Work item.
All lines in the material below that contain "Online" should be located and copied.

※

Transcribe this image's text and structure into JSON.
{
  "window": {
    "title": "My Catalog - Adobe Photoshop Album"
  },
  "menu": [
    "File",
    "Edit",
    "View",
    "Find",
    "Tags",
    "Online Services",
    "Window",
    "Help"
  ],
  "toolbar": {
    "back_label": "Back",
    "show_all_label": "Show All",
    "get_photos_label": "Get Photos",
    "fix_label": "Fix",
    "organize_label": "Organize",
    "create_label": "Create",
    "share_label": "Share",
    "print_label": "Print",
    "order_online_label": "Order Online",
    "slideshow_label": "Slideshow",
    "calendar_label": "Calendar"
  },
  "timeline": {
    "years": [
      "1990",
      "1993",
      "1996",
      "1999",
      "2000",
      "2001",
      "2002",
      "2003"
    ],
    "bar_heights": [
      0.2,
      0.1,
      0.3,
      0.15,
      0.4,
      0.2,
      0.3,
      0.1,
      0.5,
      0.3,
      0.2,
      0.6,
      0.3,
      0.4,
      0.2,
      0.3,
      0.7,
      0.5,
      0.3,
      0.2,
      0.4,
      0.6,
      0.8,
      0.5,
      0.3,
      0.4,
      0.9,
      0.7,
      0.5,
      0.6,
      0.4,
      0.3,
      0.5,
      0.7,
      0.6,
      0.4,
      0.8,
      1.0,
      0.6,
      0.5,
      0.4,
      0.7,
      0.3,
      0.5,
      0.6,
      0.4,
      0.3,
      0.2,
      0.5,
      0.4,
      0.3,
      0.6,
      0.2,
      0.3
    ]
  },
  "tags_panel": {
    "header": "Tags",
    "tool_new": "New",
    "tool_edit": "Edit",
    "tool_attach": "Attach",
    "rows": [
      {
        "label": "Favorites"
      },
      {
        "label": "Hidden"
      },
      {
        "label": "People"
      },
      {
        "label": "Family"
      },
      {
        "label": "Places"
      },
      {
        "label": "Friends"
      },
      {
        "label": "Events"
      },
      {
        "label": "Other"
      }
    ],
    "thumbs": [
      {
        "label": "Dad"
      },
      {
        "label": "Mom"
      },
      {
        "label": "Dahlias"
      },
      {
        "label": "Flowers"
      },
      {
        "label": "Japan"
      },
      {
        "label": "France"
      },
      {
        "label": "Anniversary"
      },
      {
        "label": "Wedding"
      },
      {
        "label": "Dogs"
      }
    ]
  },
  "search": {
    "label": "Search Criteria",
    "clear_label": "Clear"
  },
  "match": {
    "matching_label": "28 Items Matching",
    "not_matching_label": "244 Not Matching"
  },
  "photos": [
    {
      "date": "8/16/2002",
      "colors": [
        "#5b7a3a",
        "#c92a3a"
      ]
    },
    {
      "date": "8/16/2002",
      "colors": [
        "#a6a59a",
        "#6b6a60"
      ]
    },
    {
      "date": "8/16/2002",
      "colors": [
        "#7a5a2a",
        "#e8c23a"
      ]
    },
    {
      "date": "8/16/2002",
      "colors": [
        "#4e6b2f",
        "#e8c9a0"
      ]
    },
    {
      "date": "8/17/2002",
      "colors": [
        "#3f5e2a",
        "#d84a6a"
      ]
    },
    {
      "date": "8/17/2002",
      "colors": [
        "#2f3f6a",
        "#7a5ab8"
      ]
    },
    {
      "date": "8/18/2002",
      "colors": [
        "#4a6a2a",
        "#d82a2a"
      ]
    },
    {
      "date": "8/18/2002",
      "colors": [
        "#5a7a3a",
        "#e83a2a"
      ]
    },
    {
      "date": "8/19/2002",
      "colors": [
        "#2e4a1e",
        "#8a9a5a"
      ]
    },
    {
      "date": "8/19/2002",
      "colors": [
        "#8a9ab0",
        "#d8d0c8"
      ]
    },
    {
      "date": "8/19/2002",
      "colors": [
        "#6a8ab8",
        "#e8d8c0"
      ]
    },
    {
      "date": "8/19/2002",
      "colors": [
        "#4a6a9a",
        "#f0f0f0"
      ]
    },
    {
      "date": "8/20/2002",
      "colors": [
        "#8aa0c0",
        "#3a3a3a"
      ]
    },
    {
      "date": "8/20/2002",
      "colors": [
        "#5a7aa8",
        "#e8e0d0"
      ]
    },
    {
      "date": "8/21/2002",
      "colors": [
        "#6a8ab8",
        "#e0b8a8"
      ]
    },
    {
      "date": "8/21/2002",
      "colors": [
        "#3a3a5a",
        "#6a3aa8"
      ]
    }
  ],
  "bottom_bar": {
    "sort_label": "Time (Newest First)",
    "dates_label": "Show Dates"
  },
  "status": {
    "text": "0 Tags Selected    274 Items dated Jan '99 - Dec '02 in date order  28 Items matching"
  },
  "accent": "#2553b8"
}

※

Answer for the task.
    "Online Services",
    "order_online_label": "Order Online",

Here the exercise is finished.